Mobile Display and Rich Media
While mobile search is critical to local targeting, mobile banner and display also has a role—it accounts for about a third of mobile ad spending, according to eMarketer. But agencies and brands buying mobile display are often faced with a dilemma: How do they provide engaging rich media campaigns when the final user experience may be influenced by technical issues beyond their control? After all, it’s not uncommon for users to be frustrated when promised interactivity fails to emerge due to a faulty network connection.
So how do advertisers use the latest rich media innovations to get consumer attention while preserving performance? If a consumer is stuck in a mobile network dead zone, can he or she be expected to engage with a rich media ad that requires some bandwidth?
“At the end of the day, you have to be rich and mobile,” says Srini Dharmaji, chairman and CEO of GoldSpot Media, a provider of mobile rich media ad platforms. GoldSpot’s solution takes advantage of HTML5, which makes it easier for rich media to be created at a reasonable bandwidth. “Engagement can be influenced by factors beyond the user’s control, which is why you have to take into account what is a good experience.”
Mobile is also a critical medium for reaching the Hispanic market. Latinos are more likely than average American households to have cell phones with Internet and video capabilities and text more than any other race or ethnicity, according to Nielsen. Jorge Rincon, CEO of RedMas, a mobile agency that focuses on the Hispanic market, noted a recent campaign his company ran with an insurance company targeting Latinos in Houston and El Paso, Tex. The mobile display ads featured a click-to-call feature that allowed users to get a quick quote via their smartphone.

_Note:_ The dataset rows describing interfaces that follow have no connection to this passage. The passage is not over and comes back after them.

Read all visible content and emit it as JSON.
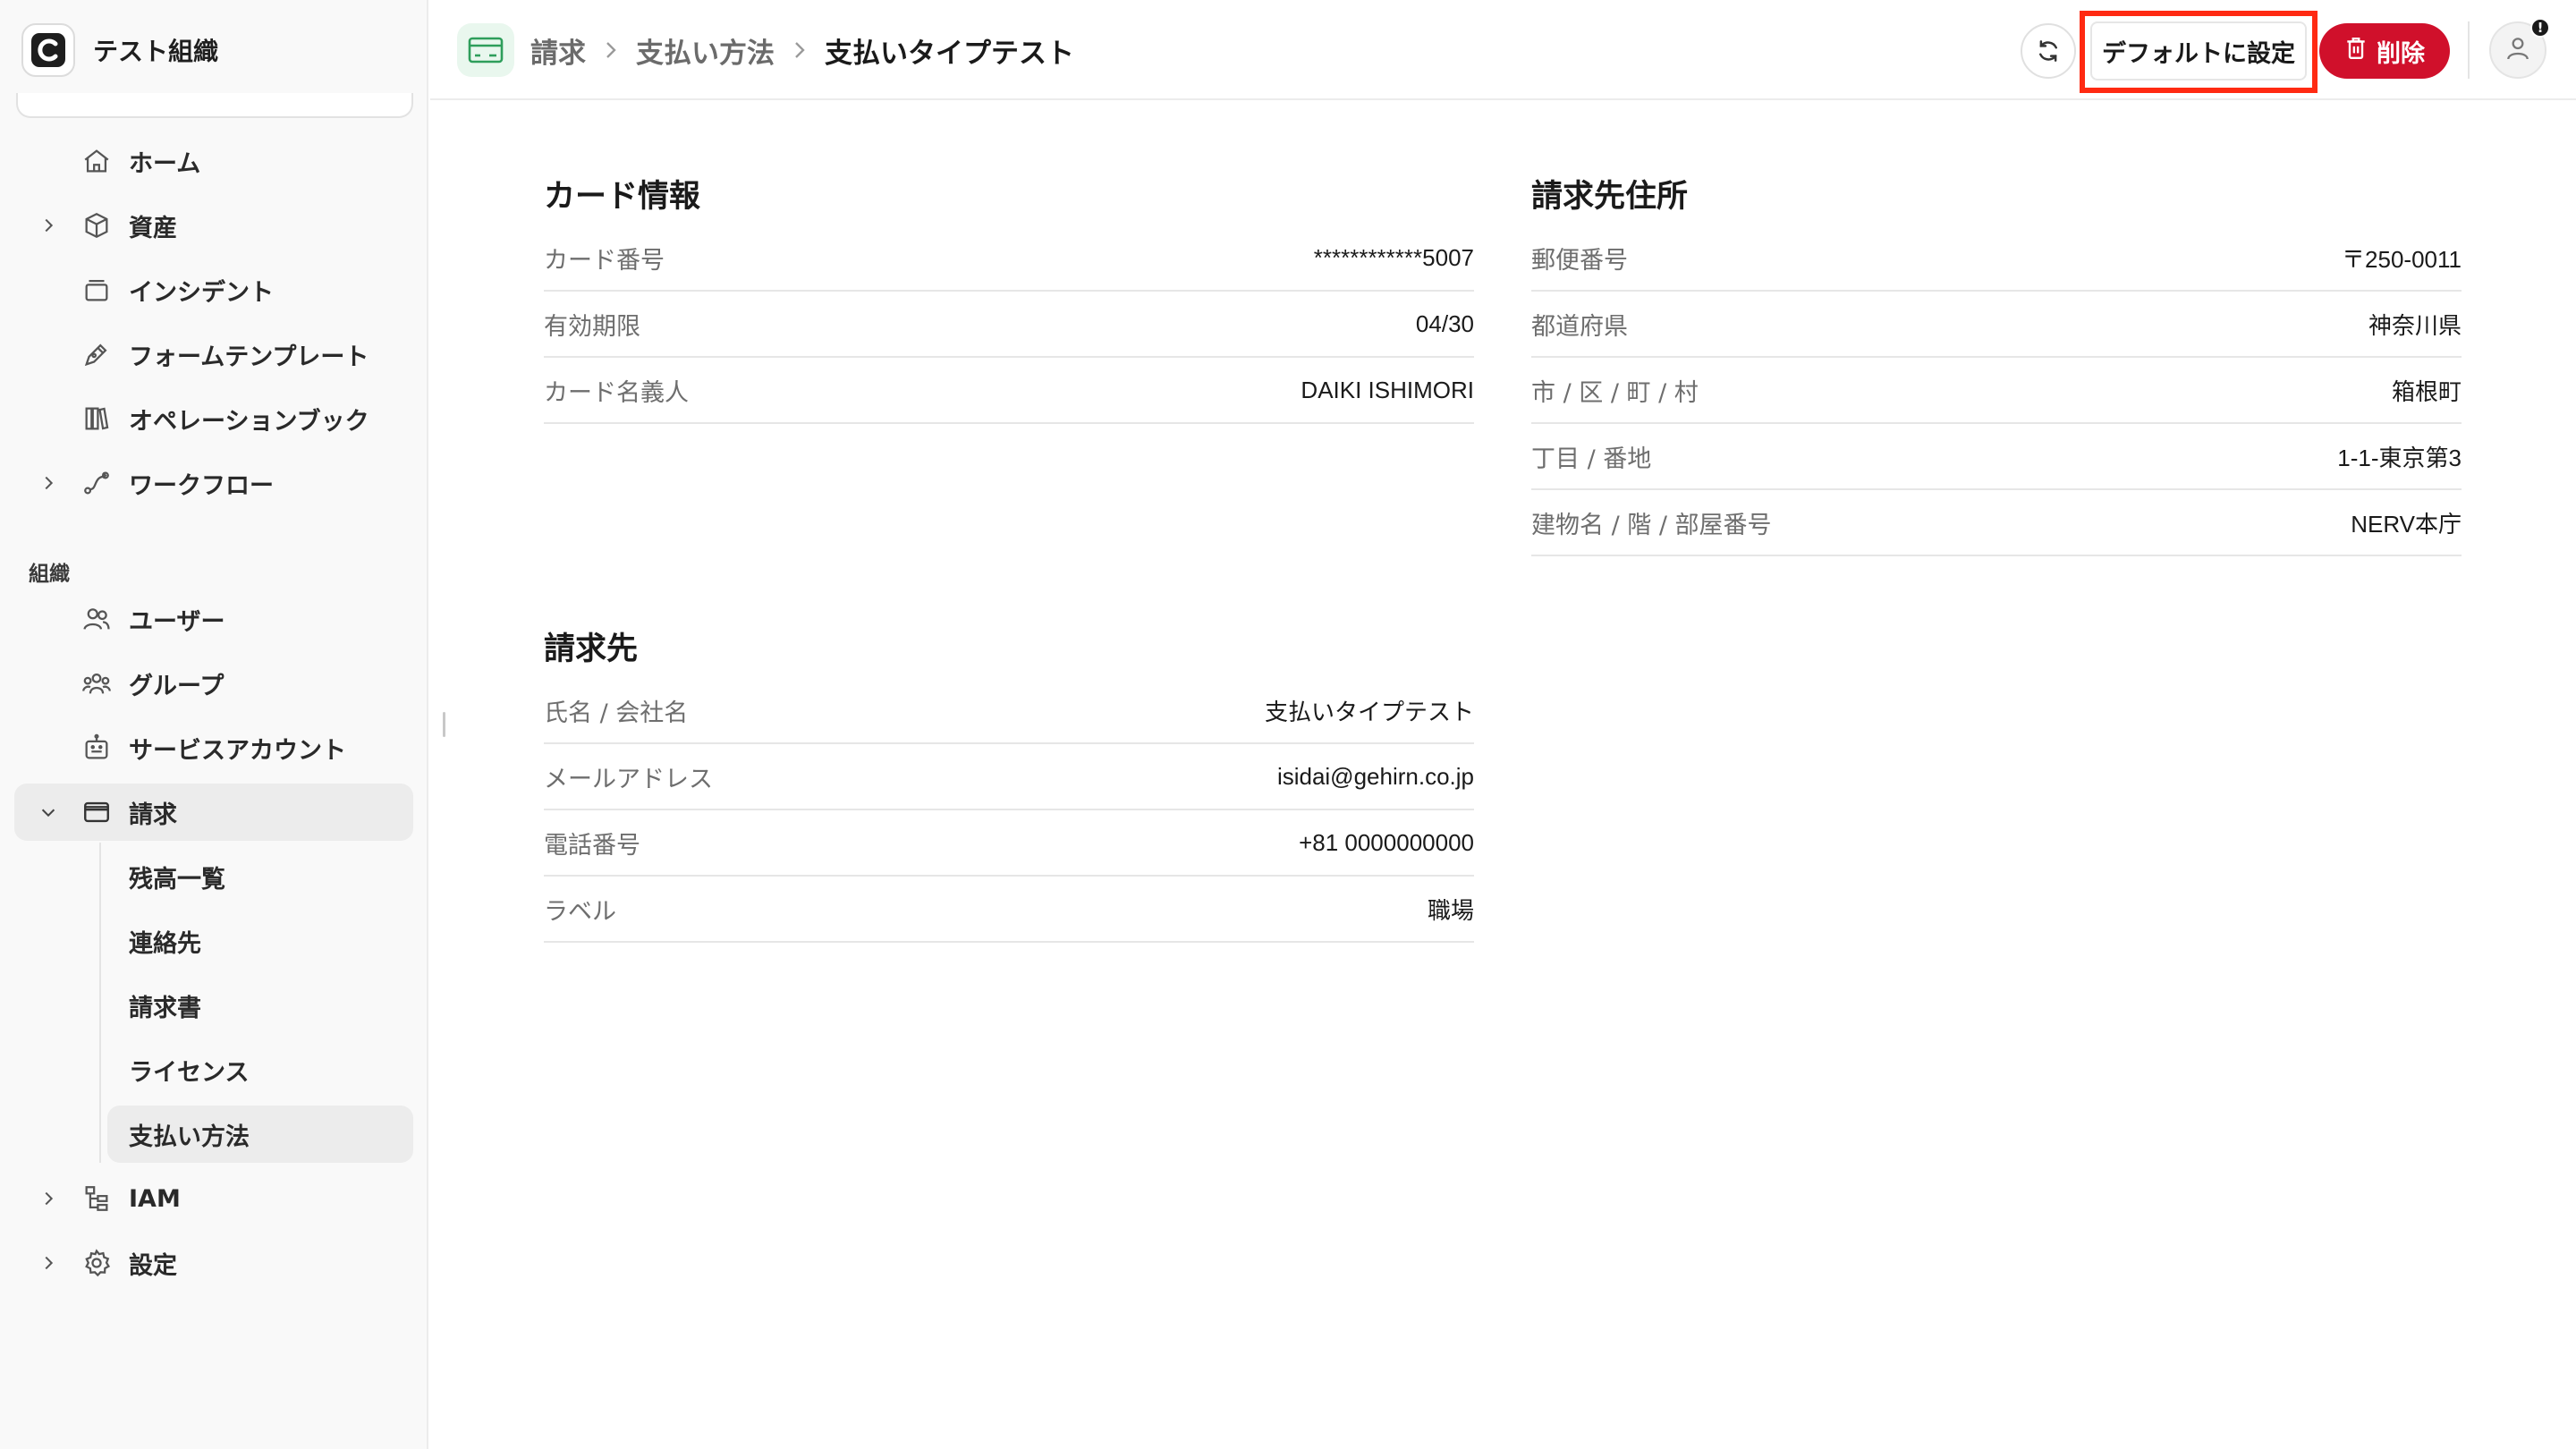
{
  "org": {
    "name": "テスト組織"
  },
  "sidebar": {
    "items": [
      {
        "label": "ホーム"
      },
      {
        "label": "資産"
      },
      {
        "label": "インシデント"
      },
      {
        "label": "フォームテンプレート"
      },
      {
        "label": "オペレーションブック"
      },
      {
        "label": "ワークフロー"
      }
    ],
    "section_label": "組織",
    "org_items": [
      {
        "label": "ユーザー"
      },
      {
        "label": "グループ"
      },
      {
        "label": "サービスアカウント"
      },
      {
        "label": "請求"
      }
    ],
    "billing_sub": [
      {
        "label": "残高一覧"
      },
      {
        "label": "連絡先"
      },
      {
        "label": "請求書"
      },
      {
        "label": "ライセンス"
      },
      {
        "label": "支払い方法"
      }
    ],
    "bottom_items": [
      {
        "label": "IAM"
      },
      {
        "label": "設定"
      }
    ]
  },
  "header": {
    "breadcrumb": [
      "請求",
      "支払い方法",
      "支払いタイプテスト"
    ],
    "default_label": "デフォルトに設定",
    "delete_label": "削除",
    "badge": "!"
  },
  "card": {
    "title": "カード情報",
    "rows": [
      {
        "key": "カード番号",
        "value": "************5007"
      },
      {
        "key": "有効期限",
        "value": "04/30"
      },
      {
        "key": "カード名義人",
        "value": "DAIKI ISHIMORI"
      }
    ]
  },
  "address": {
    "title": "請求先住所",
    "rows": [
      {
        "key": "郵便番号",
        "value": "〒250-0011"
      },
      {
        "key": "都道府県",
        "value": "神奈川県"
      },
      {
        "key": "市 / 区 / 町 / 村",
        "value": "箱根町"
      },
      {
        "key": "丁目 / 番地",
        "value": "1-1-東京第3"
      },
      {
        "key": "建物名 / 階 / 部屋番号",
        "value": "NERV本庁"
      }
    ]
  },
  "billing_to": {
    "title": "請求先",
    "rows": [
      {
        "key": "氏名 / 会社名",
        "value": "支払いタイプテスト"
      },
      {
        "key": "メールアドレス",
        "value": "isidai@gehirn.co.jp"
      },
      {
        "key": "電話番号",
        "value": "+81 0000000000"
      },
      {
        "key": "ラベル",
        "value": "職場"
      }
    ]
  },
  "colors": {
    "accent_red": "#d0102b",
    "highlight_frame": "#ff2a12",
    "card_icon_green": "#2e9e5b"
  }
}
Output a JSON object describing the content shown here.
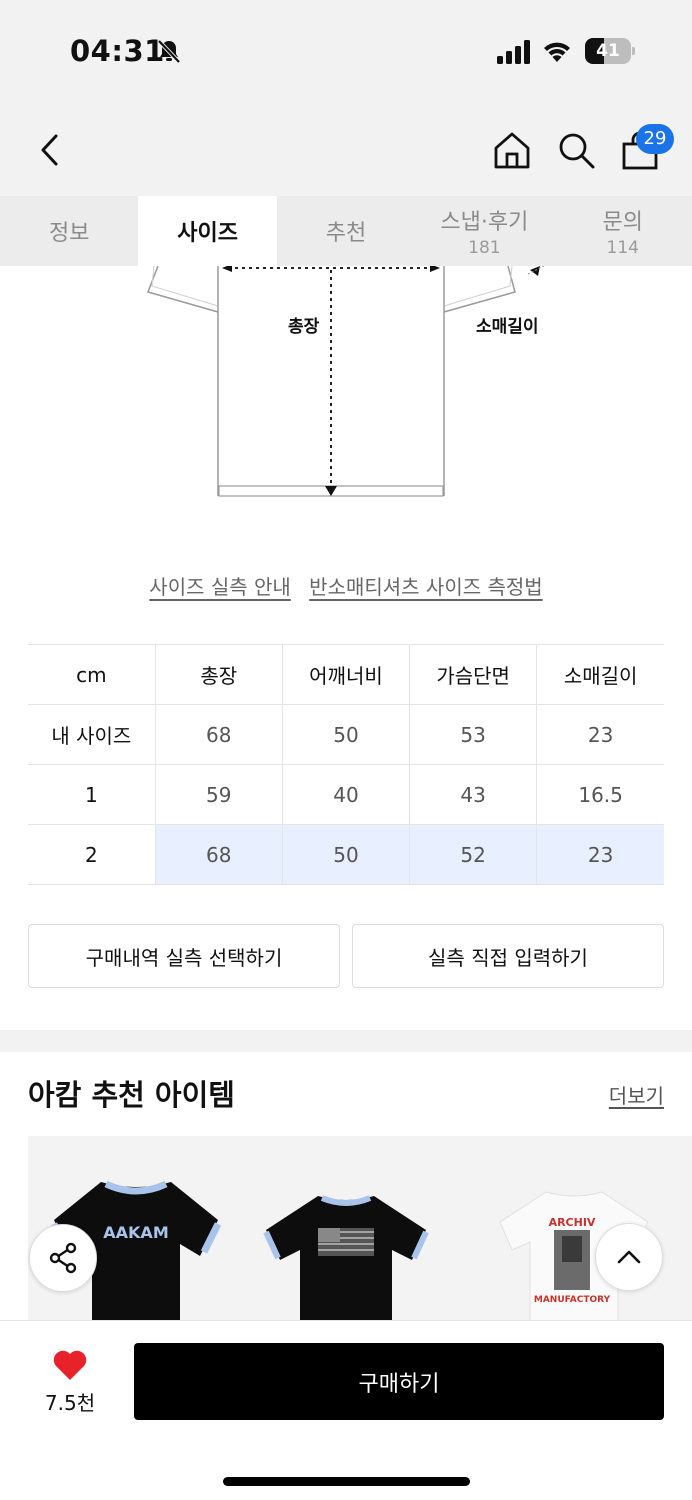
{
  "status": {
    "time": "04:31",
    "battery": "41",
    "battery_level": 0.41
  },
  "header": {
    "cart_count": "29"
  },
  "tabs": [
    {
      "label": "정보",
      "count": ""
    },
    {
      "label": "사이즈",
      "count": ""
    },
    {
      "label": "추천",
      "count": ""
    },
    {
      "label": "스냅·후기",
      "count": "181"
    },
    {
      "label": "문의",
      "count": "114"
    }
  ],
  "active_tab": "사이즈",
  "diagram": {
    "length_label": "총장",
    "sleeve_label": "소매길이"
  },
  "guide_links": [
    "사이즈 실측 안내",
    "반소매티셔츠 사이즈 측정법"
  ],
  "size_table": {
    "headers": [
      "cm",
      "총장",
      "어깨너비",
      "가슴단면",
      "소매길이"
    ],
    "rows": [
      {
        "label": "내 사이즈",
        "values": [
          "68",
          "50",
          "53",
          "23"
        ]
      },
      {
        "label": "1",
        "values": [
          "59",
          "40",
          "43",
          "16.5"
        ]
      },
      {
        "label": "2",
        "values": [
          "68",
          "50",
          "52",
          "23"
        ]
      }
    ]
  },
  "buttons": {
    "select_purchase": "구매내역 실측 선택하기",
    "direct_input": "실측 직접 입력하기"
  },
  "recommend": {
    "title": "아캄 추천 아이템",
    "more": "더보기",
    "product1_print": "AAKAM",
    "product3_print_top": "ARCHIV",
    "product3_print_bottom": "MANUFACTORY"
  },
  "bottom": {
    "like_count": "7.5천",
    "buy_label": "구매하기"
  },
  "colors": {
    "accent_blue": "#1a73e8",
    "highlight_row": "#e8efff",
    "like_red": "#e8222a"
  }
}
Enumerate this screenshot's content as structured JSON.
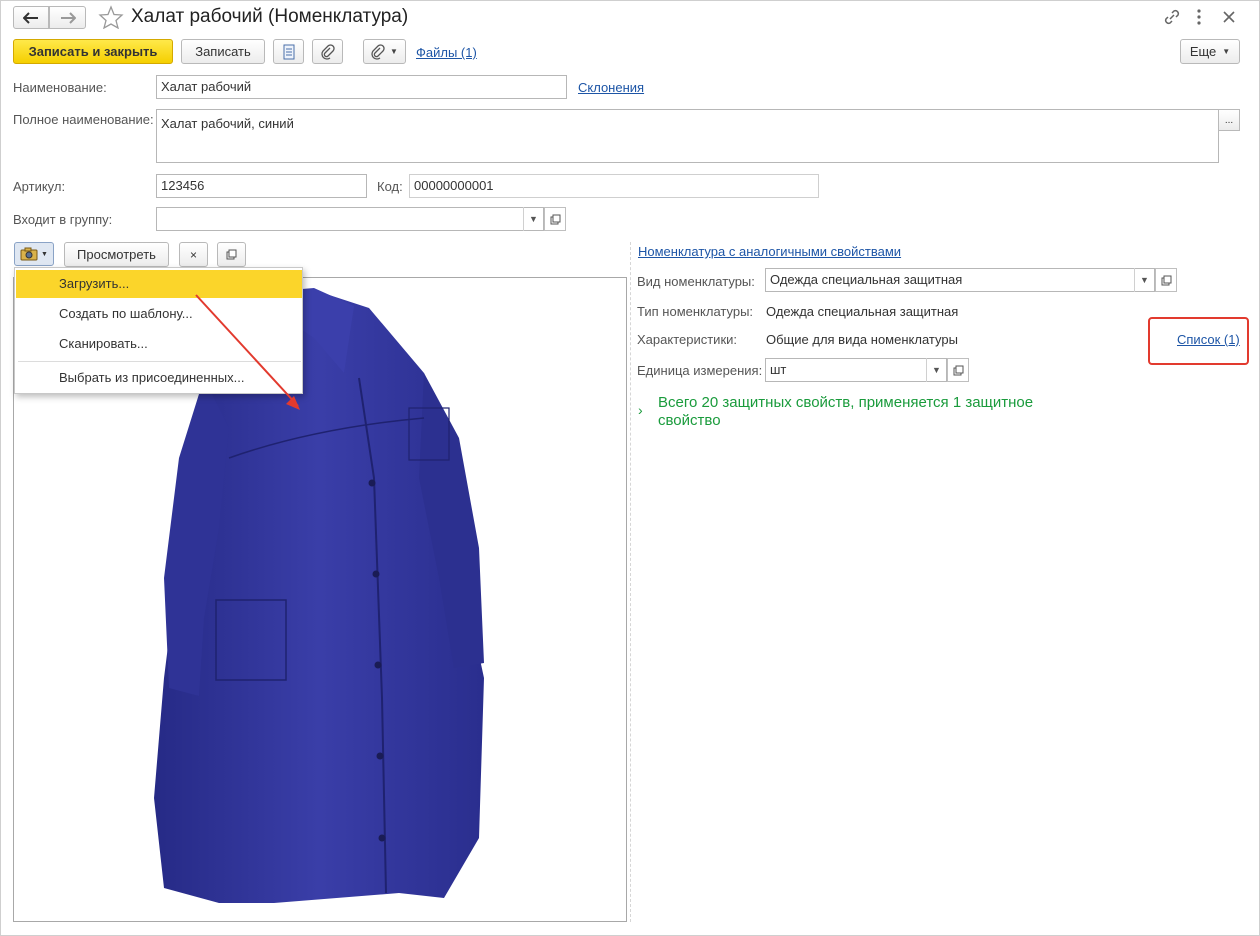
{
  "window": {
    "title": "Халат рабочий (Номенклатура)"
  },
  "toolbar": {
    "save_close": "Записать и закрыть",
    "save": "Записать",
    "files_link": "Файлы (1)",
    "more": "Еще"
  },
  "form": {
    "name_label": "Наименование:",
    "name_value": "Халат рабочий",
    "declension_link": "Склонения",
    "full_name_label": "Полное наименование:",
    "full_name_value": "Халат рабочий, синий",
    "ellipsis": "...",
    "article_label": "Артикул:",
    "article_value": "123456",
    "code_label": "Код:",
    "code_value": "00000000001",
    "group_label": "Входит в группу:",
    "group_value": ""
  },
  "image_panel": {
    "view_button": "Просмотреть",
    "clear_button": "×"
  },
  "image_menu": {
    "items": [
      {
        "label": "Загрузить..."
      },
      {
        "label": "Создать по шаблону..."
      },
      {
        "label": "Сканировать..."
      },
      {
        "label": "Выбрать из присоединенных..."
      }
    ]
  },
  "right_panel": {
    "similar_link": "Номенклатура с аналогичными свойствами",
    "kind_label": "Вид номенклатуры:",
    "kind_value": "Одежда специальная защитная",
    "type_label": "Тип номенклатуры:",
    "type_value": "Одежда специальная защитная",
    "chars_label": "Характеристики:",
    "chars_value": "Общие для вида номенклатуры",
    "chars_link": "Список (1)",
    "unit_label": "Единица измерения:",
    "unit_value": "шт",
    "protective_line1": "Всего 20 защитных свойств, применяется 1 защитное",
    "protective_line2": "свойство"
  },
  "colors": {
    "accent_yellow": "#fbd52a",
    "link_blue": "#1d55a6",
    "green_text": "#1a9b3c",
    "annotation_red": "#e23a2e",
    "coat_blue": "#33369c"
  }
}
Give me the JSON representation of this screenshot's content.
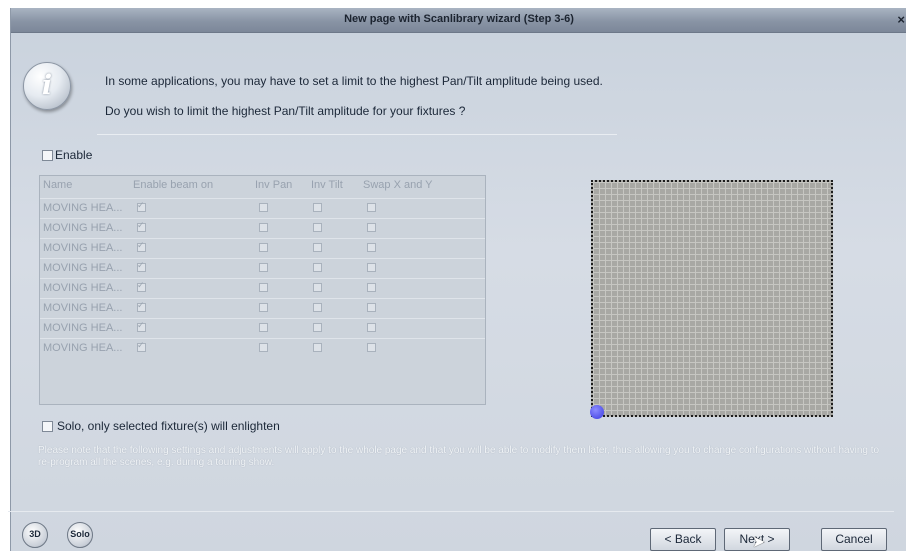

Still, this level of ethnic targeting is mostly at the city level, but could soon move down to zip codes. “It’s a matter of volume,” Rincon says. “We’ll be there soon.”
The immediacy of mobile interaction also takes shape when consumers use a smartphone to get more information from something they’ve seen in print. QR codes and other bar codes have been one option, but their rate of adoption has been slower than many anticipated. According to Forrester Research, just 15 percent of smartphone owners use a scanning app. Still, there is demand for some kind of “print to mobile” or “broadcast to mobile” option.
“Mobile response codes in print are gaining popularity with advertisers and consumers alike. As brands become more successful with their print-to-mobile campaigns, they will look to extend their reach beyond print to television and radio programming, music and movies,” said Ed Knudson, EVP of sales and marketing at Digimarc, which does digital watermarking for print-to-mobile. “Our digital watermarking technology is uniquely suited to provide the instant gratification consumers demand across all of these